Data from law enforcement agencies show a general downward trend in driving while intoxicated (DWI) arrests in Chaves County over the past five years.
Total combined DWI arrests in Chaves County for law enforcement agencies Roswell Police Department, Chaves County Sheriff’s Office and New Mexico State Police amounted to 227 in 2013. The total was 352 in 2009.
Law enforcement leaders and the Chaves County DWI Program attributed the trend to greater education about the risks of driving while drunk or under the influence of other drugs.
“People are more aware now,” said Diane Taylor, prevention specialist for the DWI program.
The DWI program exists in varying capacities in every county. Chaves County Program [auth] Coordinator Charlotte Andrade noted that the county’s DWI program is one of few in the state that funds all eight component areas in the program.
The areas include but are not limited to prevention, treatment for drug problems and screening of those charged with DWIs to see what social services they may be eligible to receive.
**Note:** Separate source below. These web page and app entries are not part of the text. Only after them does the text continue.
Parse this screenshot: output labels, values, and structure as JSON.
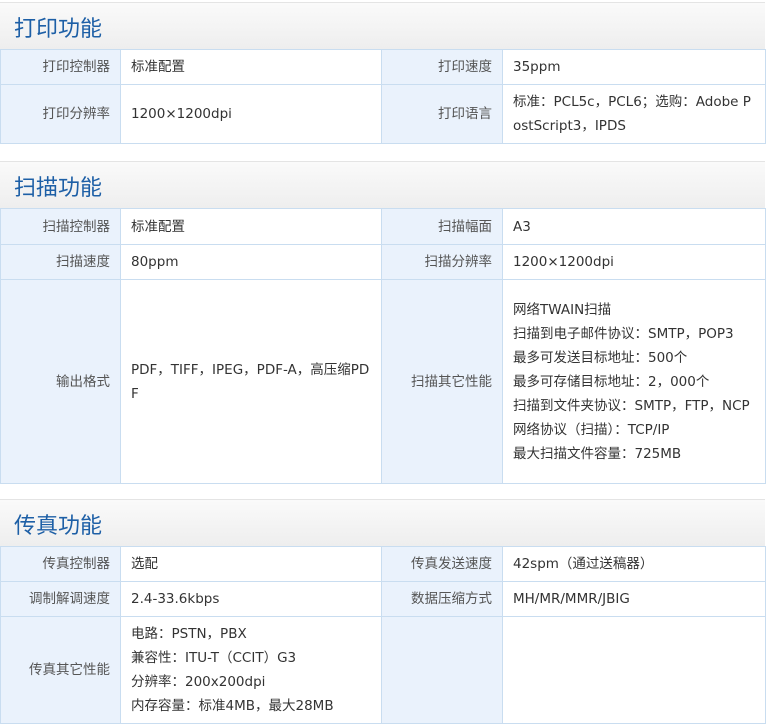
{
  "print": {
    "title": "打印功能",
    "rows": [
      [
        {
          "label": "打印控制器",
          "value": "标准配置"
        },
        {
          "label": "打印速度",
          "value": "35ppm"
        }
      ],
      [
        {
          "label": "打印分辨率",
          "value": "1200×1200dpi"
        },
        {
          "label": "打印语言",
          "value": "标准：PCL5c，PCL6；选购：Adobe PostScript3，IPDS"
        }
      ]
    ]
  },
  "scan": {
    "title": "扫描功能",
    "rows": [
      [
        {
          "label": "扫描控制器",
          "value": "标准配置"
        },
        {
          "label": "扫描幅面",
          "value": "A3"
        }
      ],
      [
        {
          "label": "扫描速度",
          "value": "80ppm"
        },
        {
          "label": "扫描分辨率",
          "value": "1200×1200dpi"
        }
      ]
    ],
    "output_label": "输出格式",
    "output_value": "PDF，TIFF，IPEG，PDF-A，高压缩PDF",
    "other_label": "扫描其它性能",
    "other_lines": [
      "网络TWAIN扫描",
      "扫描到电子邮件协议：SMTP，POP3",
      "最多可发送目标地址：500个",
      "最多可存储目标地址：2，000个",
      "扫描到文件夹协议：SMTP，FTP，NCP",
      "网络协议（扫描）：TCP/IP",
      "最大扫描文件容量：725MB"
    ]
  },
  "fax": {
    "title": "传真功能",
    "rows": [
      [
        {
          "label": "传真控制器",
          "value": "选配"
        },
        {
          "label": "传真发送速度",
          "value": "42spm（通过送稿器）"
        }
      ],
      [
        {
          "label": "调制解调速度",
          "value": "2.4-33.6kbps"
        },
        {
          "label": "数据压缩方式",
          "value": "MH/MR/MMR/JBIG"
        }
      ]
    ],
    "other_label": "传真其它性能",
    "other_lines": [
      "电路：PSTN，PBX",
      "兼容性：ITU-T（CCIT）G3",
      "分辨率：200x200dpi",
      "内存容量：标准4MB，最大28MB"
    ]
  }
}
Chaves County Sheriff Rob Coon said social pressure also plays a role in lowering DWI arrests.
“It’s just taboo now to basically be a smoker; same thing with drunk driving,” he said.
Department of Transportation data for the state of New Mexico display a downward trend as well. DOT reported 19,932 DWI arrests in 2007, compared to 14,463 in 2011. DOT did not have state or county data for 2012 or 2013 available.
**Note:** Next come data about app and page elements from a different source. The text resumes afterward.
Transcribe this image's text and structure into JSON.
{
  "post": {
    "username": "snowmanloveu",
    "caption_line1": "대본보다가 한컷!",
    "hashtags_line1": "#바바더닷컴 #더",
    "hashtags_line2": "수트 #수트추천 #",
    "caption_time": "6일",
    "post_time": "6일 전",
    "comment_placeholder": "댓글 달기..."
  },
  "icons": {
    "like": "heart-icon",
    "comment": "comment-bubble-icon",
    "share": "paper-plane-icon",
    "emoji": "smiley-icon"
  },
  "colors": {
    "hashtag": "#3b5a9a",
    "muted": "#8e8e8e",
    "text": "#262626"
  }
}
The county trend is not consistent for all years. Combined data from the three law enforcement agencies show an increase of 20 arrests in 2010, followed by a decrease of 70 arrests in 2011. Arrests jumped slightly from 307 in 2011 to 316 in 2012, but then fell by 89 arrests in 2013, according to the totaled numbers.
RPD spokeswoman Sabrina Morales said she did not see a clear trend in RPD’s data.
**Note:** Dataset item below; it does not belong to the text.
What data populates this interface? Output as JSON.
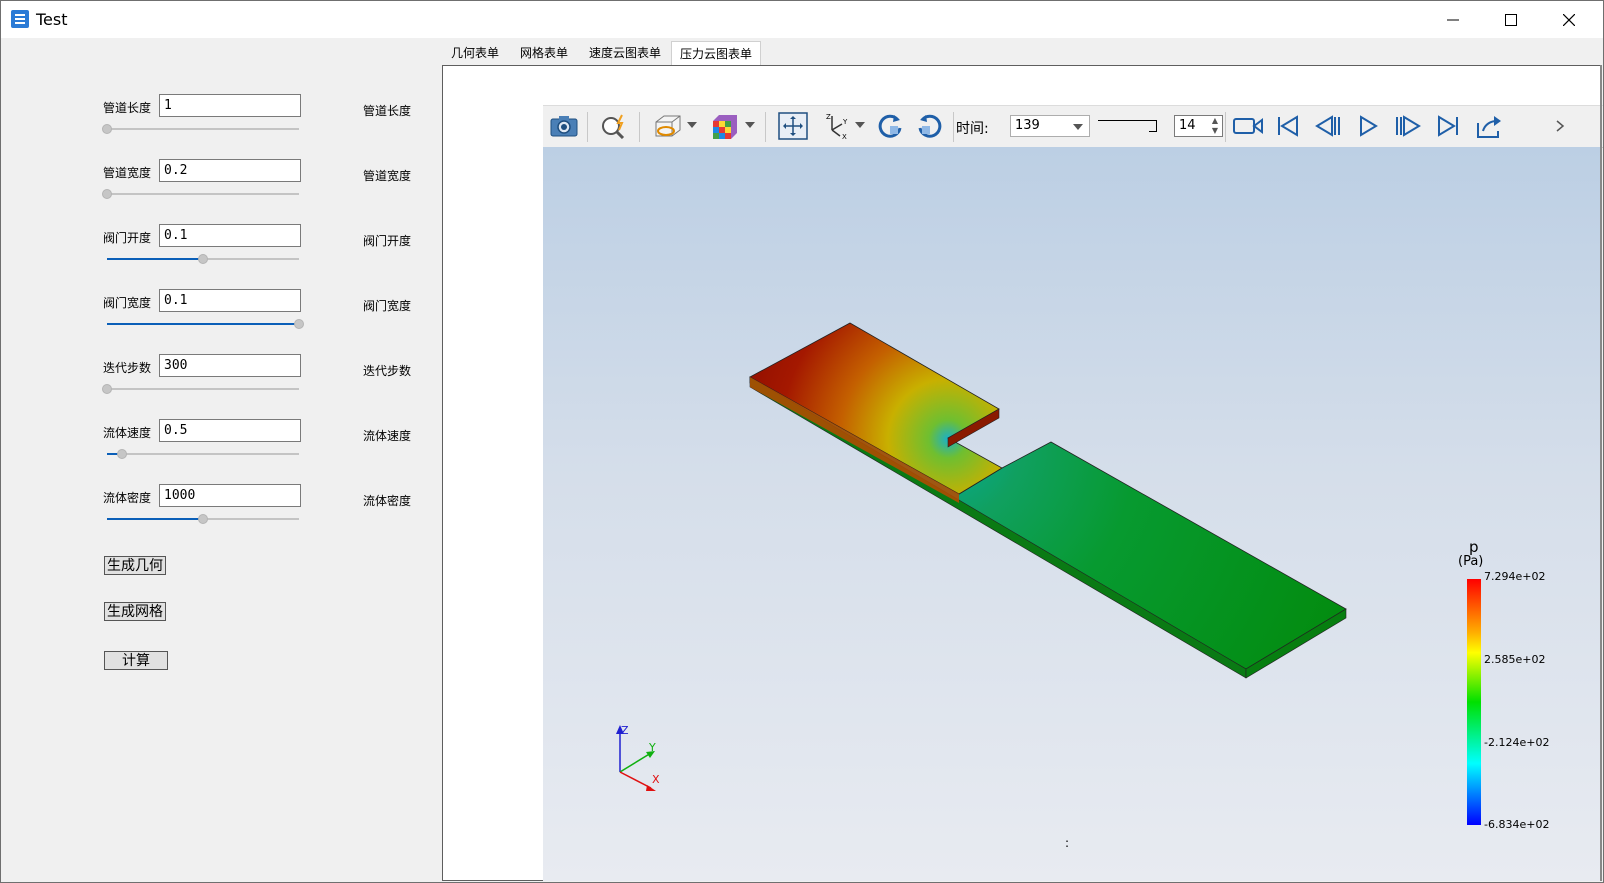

“It’s kind of like a ping-pong ball, back and forth,” she said. “Some years just look better than others.”
DOT data reveals a decline in DWI arrests in Chaves County through 2011. DOT’s tally for 2009 was 344 arrests, slightly below the combined total DWI arrests reported by RPD, state police and the sheriff’s office.
Data provided by DOT for 2010 and 2011 was above the total reported by the three agencies, which may be explained by the fact that DOT data is based on information submitted by all law enforcement agencies in a given county.
DOT data also shows that alcohol-involved traffic fatalities in New Mexico have fallen each year since at least 2006.
Preliminary numbers show that fatalities dropped by about 17 percent from 2012 to 2013, with 367 deaths reported in 2012 and 306 the year after.